Was it stupidity or compassion that made me fall for the oldest tourist scam in the world? I had been thinking and feeling empathy for so long and so intensely about what everyone had been through. Now I felt shaken, like I had lost my credentials for solo travel. It’s embarrassing to write this, but I think it’s important for travelers to confess their vulnerabilities and mistakes too, so others can learn from them, and because it is part of traveling. I can’t be the only somewhat seasoned traveler to do something stupid like this.

Later that day I was watching and waiting for the man to jump. I was waiting for my food to arrive when a lovely family came in. One of the ladies turned to me and asked if I had a phone charger, I told her I didn’t. That my phone was dying too. She laughed a deep laugh and her eyes sparkled kindly. She told me that she is visiting home and that she comes as often as she can, though she lives in the U.S. After a few minutes of talking our food arrived and we focused on ourselves. We looked up at the bridge at the same time to finally see the man make his leap, and we laughed as the woman’s grandson clapped in delight and shouted “whee!” Then, as I was getting ready to leave, she came over to me with a tiny package, and said, “I want to make a gift to you from my country. So you’ll always have my country with you.” Inside was a small copper bracelet and ring, with a delicate floral design.

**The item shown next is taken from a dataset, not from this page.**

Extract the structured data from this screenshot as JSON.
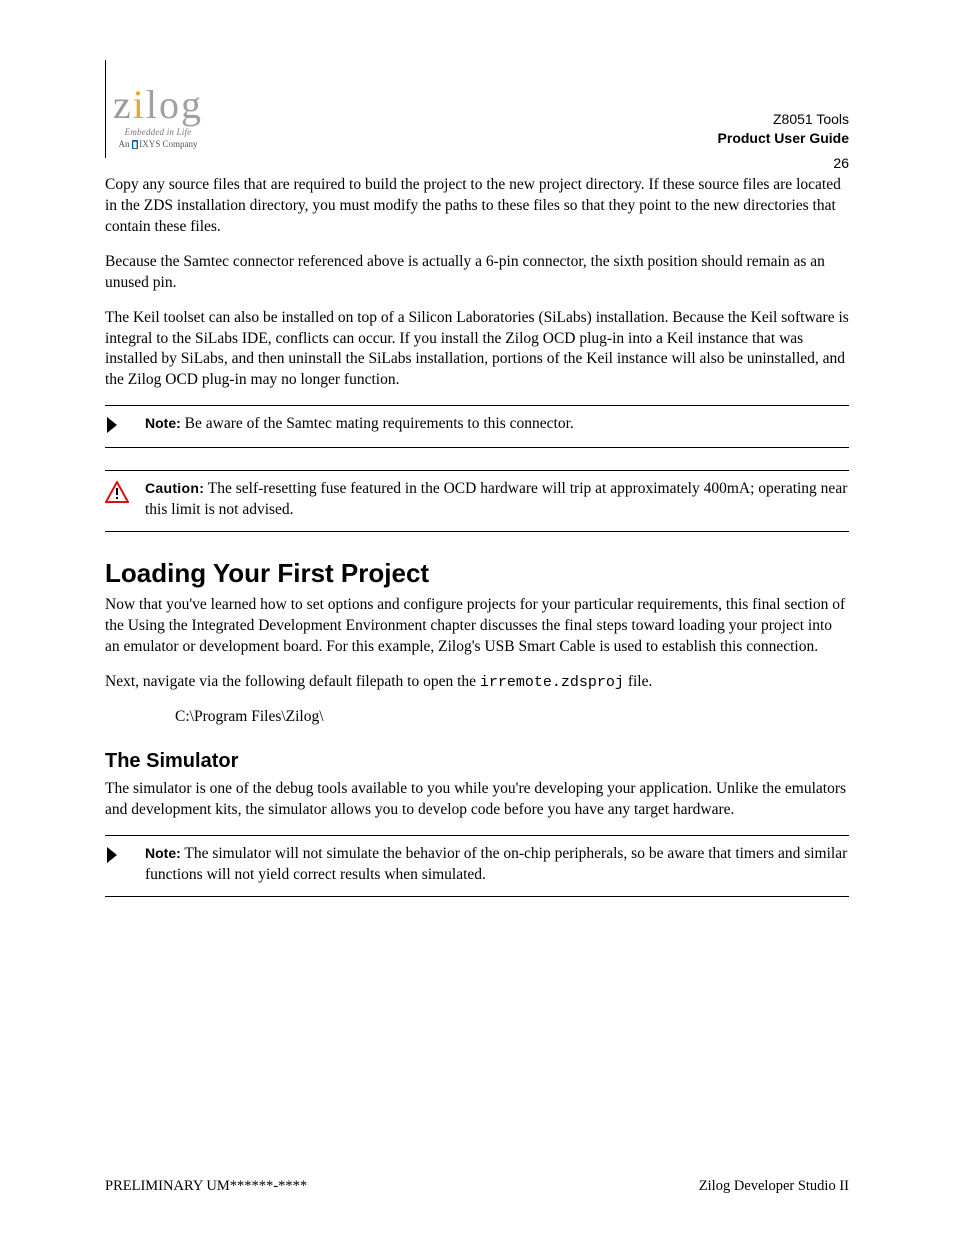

I marveled at how in one day I met two people who represented their country so fully, in completely different ways. The desperation of daily reality on the one hand, and the generosity of spirit on the other. These qualities go hand in hand all over the world, but are manifest in Bosnia & Hercegovina.